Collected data
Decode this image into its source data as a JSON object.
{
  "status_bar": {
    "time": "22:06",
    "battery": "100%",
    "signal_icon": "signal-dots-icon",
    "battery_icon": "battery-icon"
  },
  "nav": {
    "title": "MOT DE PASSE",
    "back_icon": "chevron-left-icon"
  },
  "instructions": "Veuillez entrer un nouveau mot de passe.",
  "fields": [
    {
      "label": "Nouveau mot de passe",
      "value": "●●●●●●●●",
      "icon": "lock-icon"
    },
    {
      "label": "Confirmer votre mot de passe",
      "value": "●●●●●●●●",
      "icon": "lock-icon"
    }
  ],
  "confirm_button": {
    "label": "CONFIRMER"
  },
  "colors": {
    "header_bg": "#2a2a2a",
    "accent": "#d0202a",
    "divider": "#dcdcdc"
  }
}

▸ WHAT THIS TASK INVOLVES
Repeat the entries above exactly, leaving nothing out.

▸ RESPONSE FOR THIS EXERCISE
Decode this image into its source data as a JSON object.
{
  "status_bar": {
    "time": "22:06",
    "battery": "100%",
    "signal_icon": "signal-dots-icon",
    "battery_icon": "battery-icon"
  },
  "nav": {
    "title": "MOT DE PASSE",
    "back_icon": "chevron-left-icon"
  },
  "instructions": "Veuillez entrer un nouveau mot de passe.",
  "fields": [
    {
      "label": "Nouveau mot de passe",
      "value": "●●●●●●●●",
      "icon": "lock-icon"
    },
    {
      "label": "Confirmer votre mot de passe",
      "value": "●●●●●●●●",
      "icon": "lock-icon"
    }
  ],
  "confirm_button": {
    "label": "CONFIRMER"
  },
  "colors": {
    "header_bg": "#2a2a2a",
    "accent": "#d0202a",
    "divider": "#dcdcdc"
  }
}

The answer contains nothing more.